Please state how many lines in the records below contain the word "header", giving only the number.

BEGIN Input

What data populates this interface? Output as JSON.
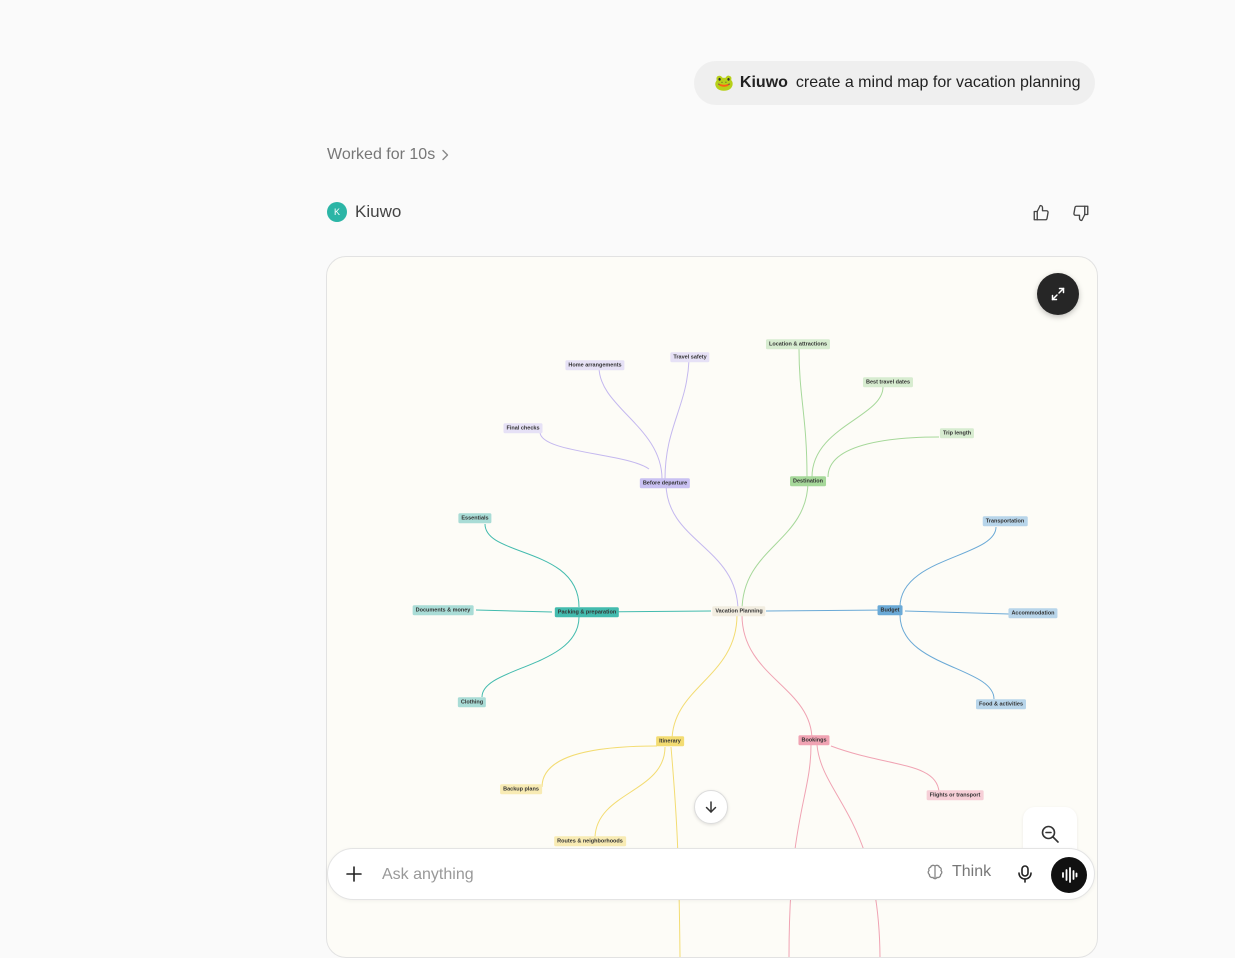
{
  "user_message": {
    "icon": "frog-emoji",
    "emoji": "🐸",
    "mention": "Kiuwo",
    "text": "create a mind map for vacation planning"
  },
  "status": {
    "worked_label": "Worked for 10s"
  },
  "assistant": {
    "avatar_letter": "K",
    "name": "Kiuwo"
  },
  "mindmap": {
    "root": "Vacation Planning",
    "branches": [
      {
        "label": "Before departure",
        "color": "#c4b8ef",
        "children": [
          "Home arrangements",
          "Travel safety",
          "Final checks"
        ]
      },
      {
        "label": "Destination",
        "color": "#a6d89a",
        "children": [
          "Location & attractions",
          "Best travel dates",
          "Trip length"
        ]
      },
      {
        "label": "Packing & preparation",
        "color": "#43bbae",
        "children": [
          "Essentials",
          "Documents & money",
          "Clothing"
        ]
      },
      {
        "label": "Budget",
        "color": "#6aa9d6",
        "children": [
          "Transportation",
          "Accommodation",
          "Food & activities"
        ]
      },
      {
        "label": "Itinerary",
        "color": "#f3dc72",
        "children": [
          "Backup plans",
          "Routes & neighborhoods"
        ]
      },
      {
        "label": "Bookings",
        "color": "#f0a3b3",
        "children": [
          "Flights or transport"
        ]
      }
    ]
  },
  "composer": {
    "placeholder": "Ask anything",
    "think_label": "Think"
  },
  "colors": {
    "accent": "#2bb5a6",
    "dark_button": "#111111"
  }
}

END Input
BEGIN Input

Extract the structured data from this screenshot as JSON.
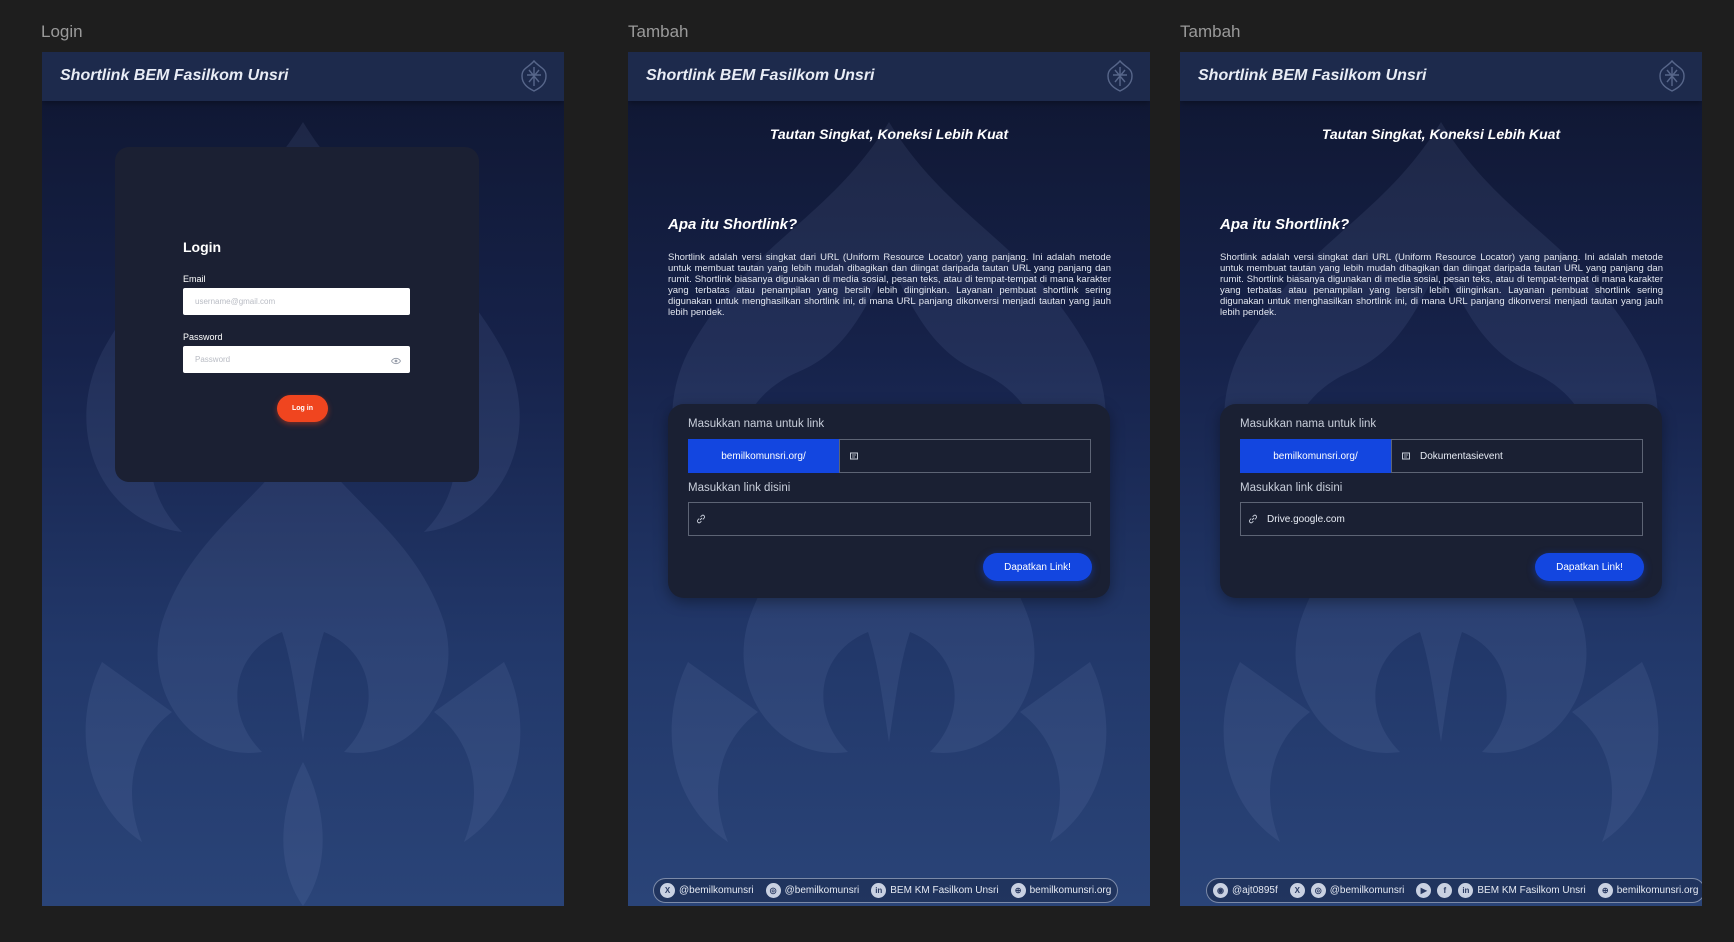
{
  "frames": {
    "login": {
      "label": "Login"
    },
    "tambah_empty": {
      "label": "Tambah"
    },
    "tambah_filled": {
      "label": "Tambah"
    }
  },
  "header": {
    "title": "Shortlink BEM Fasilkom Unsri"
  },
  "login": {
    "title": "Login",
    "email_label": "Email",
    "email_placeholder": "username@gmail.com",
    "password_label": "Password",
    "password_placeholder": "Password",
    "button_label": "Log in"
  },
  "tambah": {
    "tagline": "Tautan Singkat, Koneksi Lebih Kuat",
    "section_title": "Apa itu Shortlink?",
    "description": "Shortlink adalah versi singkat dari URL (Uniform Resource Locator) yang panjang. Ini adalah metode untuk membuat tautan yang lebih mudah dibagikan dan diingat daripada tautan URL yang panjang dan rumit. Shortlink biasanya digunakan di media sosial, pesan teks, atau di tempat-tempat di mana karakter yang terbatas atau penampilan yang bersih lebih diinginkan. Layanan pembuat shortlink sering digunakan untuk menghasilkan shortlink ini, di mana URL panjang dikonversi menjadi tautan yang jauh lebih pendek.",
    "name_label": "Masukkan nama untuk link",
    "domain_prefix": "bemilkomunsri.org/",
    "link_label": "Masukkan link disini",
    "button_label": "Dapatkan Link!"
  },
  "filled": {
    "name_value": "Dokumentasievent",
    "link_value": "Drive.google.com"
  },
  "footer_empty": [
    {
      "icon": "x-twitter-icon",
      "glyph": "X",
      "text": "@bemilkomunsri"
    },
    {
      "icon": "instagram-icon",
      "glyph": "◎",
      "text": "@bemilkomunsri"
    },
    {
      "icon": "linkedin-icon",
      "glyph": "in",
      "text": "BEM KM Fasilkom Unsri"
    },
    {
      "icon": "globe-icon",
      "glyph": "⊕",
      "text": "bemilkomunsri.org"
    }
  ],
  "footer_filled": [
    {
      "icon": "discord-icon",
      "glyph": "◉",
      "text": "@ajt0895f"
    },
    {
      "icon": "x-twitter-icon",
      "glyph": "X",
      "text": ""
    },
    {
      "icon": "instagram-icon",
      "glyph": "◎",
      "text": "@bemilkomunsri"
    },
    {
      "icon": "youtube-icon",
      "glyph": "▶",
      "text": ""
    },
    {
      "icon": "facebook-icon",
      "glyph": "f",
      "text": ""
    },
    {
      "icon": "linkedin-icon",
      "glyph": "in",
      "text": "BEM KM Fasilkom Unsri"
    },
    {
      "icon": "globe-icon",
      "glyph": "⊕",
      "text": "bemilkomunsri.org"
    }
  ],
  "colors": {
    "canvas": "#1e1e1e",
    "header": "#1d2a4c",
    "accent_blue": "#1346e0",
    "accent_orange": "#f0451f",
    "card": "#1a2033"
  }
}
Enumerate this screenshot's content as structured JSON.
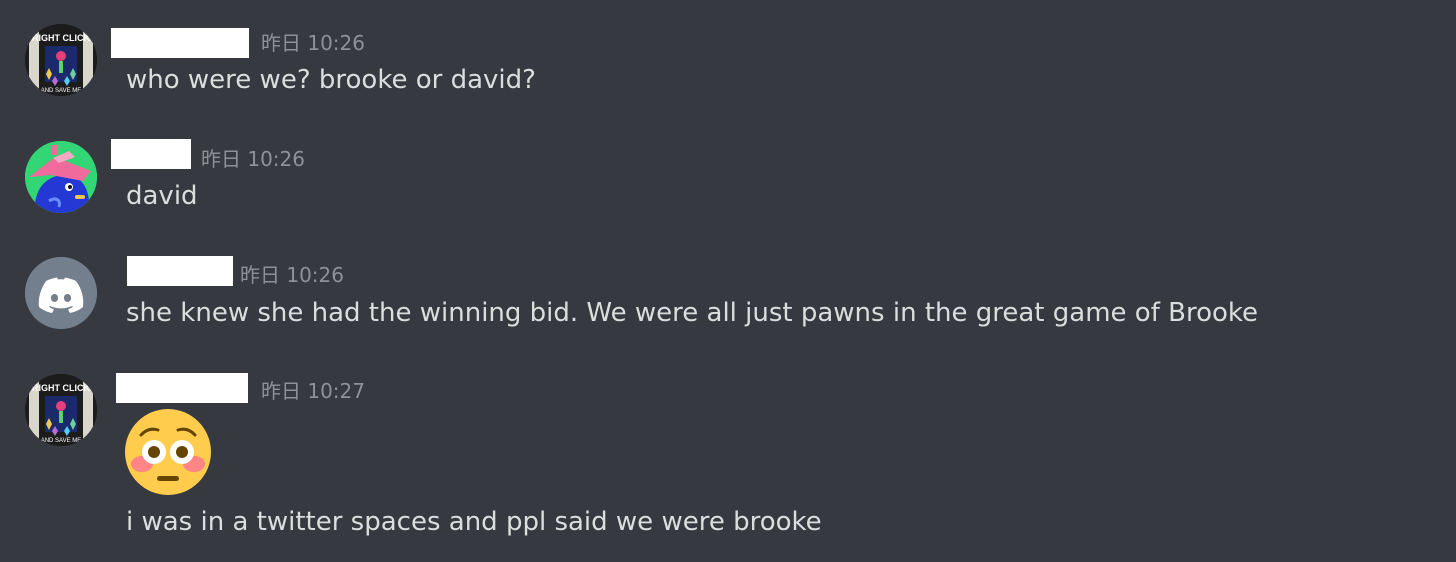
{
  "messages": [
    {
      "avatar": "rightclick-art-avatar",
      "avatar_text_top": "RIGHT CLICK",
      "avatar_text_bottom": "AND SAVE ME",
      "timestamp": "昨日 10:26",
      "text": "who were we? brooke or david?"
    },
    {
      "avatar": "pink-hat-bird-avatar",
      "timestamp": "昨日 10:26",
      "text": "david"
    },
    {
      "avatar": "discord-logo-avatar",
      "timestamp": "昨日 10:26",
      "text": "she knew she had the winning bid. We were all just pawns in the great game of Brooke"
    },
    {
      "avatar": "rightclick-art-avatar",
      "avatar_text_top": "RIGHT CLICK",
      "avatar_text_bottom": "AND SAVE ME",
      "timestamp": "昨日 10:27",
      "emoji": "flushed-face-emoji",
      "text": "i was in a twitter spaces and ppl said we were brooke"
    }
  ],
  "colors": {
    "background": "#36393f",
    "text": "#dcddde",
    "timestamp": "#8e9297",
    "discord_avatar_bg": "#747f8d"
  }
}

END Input
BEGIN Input

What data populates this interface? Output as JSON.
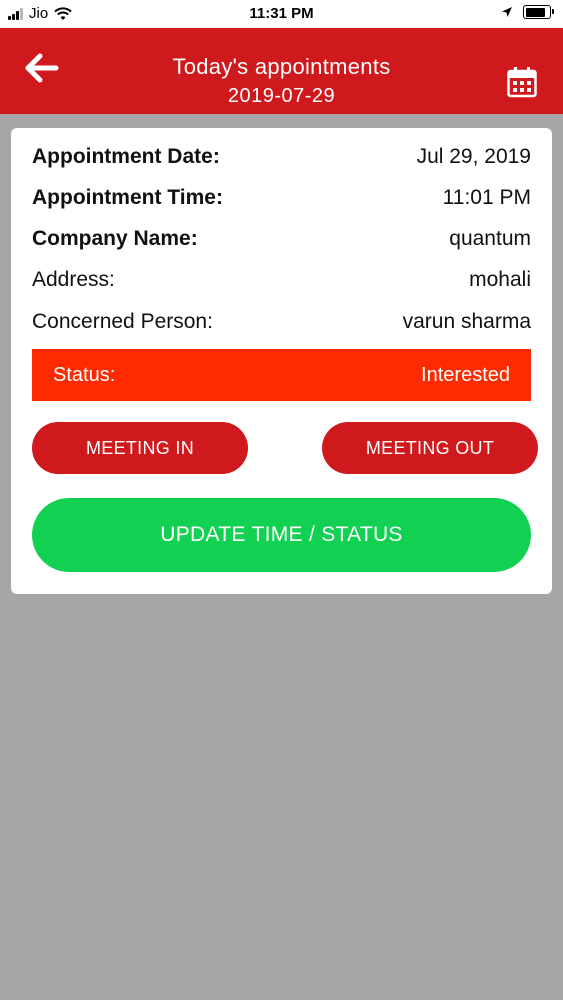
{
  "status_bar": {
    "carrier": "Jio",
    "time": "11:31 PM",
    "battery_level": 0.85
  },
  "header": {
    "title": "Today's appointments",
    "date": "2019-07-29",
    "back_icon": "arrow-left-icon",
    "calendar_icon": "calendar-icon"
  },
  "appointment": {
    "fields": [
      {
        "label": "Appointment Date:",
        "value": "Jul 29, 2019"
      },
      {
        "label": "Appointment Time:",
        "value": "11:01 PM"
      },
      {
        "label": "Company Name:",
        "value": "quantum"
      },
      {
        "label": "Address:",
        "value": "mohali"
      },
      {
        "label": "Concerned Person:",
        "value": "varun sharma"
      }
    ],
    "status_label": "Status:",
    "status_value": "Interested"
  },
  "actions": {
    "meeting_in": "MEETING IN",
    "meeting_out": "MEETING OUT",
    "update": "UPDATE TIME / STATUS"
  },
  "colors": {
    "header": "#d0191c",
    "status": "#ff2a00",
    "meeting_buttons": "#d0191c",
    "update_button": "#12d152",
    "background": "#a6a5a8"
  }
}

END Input

- **Solution to this exercise**
4